Megan Kelly, another blowhard from Fox News, defended the cops pepper-spraying passive students at UC Davis. She said pepper-spray is "a food product," vegetable derived. I'll get some pepper-spray and, since it's only food she'll let me spray it in her face. Would she then still think it's a veggie?
Something I notice about the video of the pepper-spraying is how peaceful everyone looks. The first cop is very casual about blasting them, while the students sit with arms linked, taking it. No one jumps up and tries to wrestle it out of the cop's hand, no one from the crowd intercedes. It's very Gandhi-like, very turn-the-other-cheek. It gives all the sympathy to the people on whom the spray was used, and anyone trying to defend police tactics, like the idiots at Fox News, will find themselves shouted down. The cops knew they were being filmed. I'll bet they wonder why everyone is down on them, because they were doing what they were taught to do. Now a couple of them are on administrative leave for it. The UC Davis police chief, whom I saw defending the action in an interview, is also on leave.

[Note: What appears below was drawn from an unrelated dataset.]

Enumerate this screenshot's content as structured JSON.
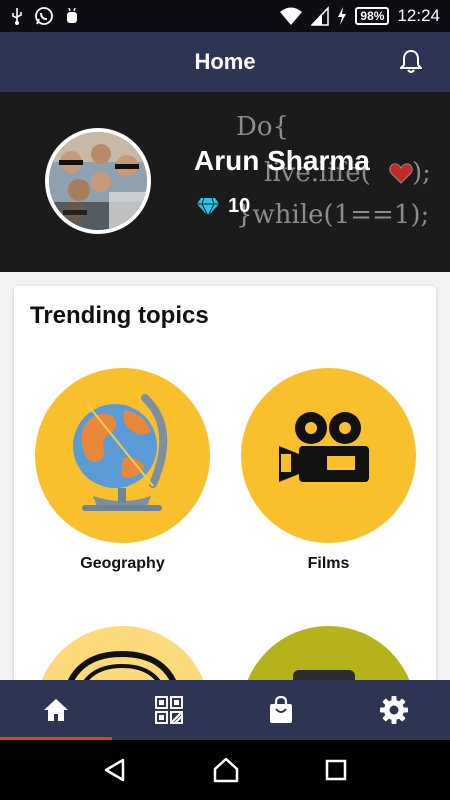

I didn't go to college, and even if I had I probably wouldn't have gotten involved in anything that would have earned me a dose of an irritant like Mace or pepper-spray, or especially tear gas. When I was in the Army I went through the tear gas chamber five times. Four times during my two-year hitch, and once at a summer camp for a California National Guard unit, where I spent two weeks on the side of a mountain watching artillery fire. The gas chamber was part of the training, made more relevant in that year of 1970 because National Guardsmen were using tear gas in various student and public demonstrations around the country. The Army wanted all soldiers to be aware of what tear gas—CS gas, in military nomenclature—would do.
I can tell you from first hand experience that tear gas is not good. It burns your eyes, your nose, your throat. It's actually the most unpleasant thing I've ever experienced. And not just once but five times. I told people at the time that I went through more tear gas than people who spent all their time attending demonstrations. My heart goes out to those people at UC Davis who took the pepper-spraying from close up and did nothing, but they probably helped future demonstrators. Nothing changes policy like the bright hot spotlight.
I'll bet when that campus cops went to work that day none of them thought, "I'm going to get on YouTube today by giving a bunch of peaceful protesters a face full of pepper-spray." It was probably all within the guidelines of their duties, as they understood them. But they'll be forever seen as bullies rather than police officers in performance of those duties, and that's in spite of any acquittal that may come about at a hearing in months to come.
The clichéd expression "teachable moment" comes to mind. That video can be used as a training tool for police departments in how not to react to peaceful people who refuse to move. I've noticed that more and more since these so-called non-lethal methods of crowd control were invented cops are much more likely to use them when the situation may call for more restraint than action. Tasers, pepper-spray and even rubber bullets sometimes seem more like the tools of sadists rather than law enforcement tools by those hired to be serving and protecting.